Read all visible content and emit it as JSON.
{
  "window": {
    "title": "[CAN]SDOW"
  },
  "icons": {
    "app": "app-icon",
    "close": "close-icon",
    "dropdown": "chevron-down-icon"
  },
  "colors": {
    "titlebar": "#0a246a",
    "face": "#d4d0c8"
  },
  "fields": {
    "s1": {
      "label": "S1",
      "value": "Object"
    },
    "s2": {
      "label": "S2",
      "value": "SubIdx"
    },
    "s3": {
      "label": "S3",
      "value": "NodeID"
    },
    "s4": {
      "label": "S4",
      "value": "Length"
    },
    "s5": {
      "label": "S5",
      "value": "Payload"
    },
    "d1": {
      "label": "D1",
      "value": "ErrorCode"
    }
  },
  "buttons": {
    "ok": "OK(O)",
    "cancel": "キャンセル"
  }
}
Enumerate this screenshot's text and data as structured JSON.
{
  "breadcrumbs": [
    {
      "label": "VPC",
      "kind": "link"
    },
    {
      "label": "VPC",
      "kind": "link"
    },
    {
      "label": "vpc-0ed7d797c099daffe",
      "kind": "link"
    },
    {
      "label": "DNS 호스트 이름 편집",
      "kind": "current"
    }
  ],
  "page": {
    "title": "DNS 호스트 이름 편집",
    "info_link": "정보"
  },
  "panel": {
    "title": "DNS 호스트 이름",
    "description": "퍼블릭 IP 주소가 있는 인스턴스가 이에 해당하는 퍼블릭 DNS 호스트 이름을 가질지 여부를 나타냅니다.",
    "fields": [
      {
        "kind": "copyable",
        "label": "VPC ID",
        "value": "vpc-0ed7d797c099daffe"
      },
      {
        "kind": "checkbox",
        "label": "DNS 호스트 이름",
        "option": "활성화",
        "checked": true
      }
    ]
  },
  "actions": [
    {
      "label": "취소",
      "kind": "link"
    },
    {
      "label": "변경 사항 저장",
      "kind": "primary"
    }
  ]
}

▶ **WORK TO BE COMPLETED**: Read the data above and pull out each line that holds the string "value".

▶ **ANSWER AREA**:
      "value": "Object"
      "value": "SubIdx"
      "value": "NodeID"
      "value": "Length"
      "value": "Payload"
      "value": "ErrorCode"
        "value": "vpc-0ed7d797c099daffe"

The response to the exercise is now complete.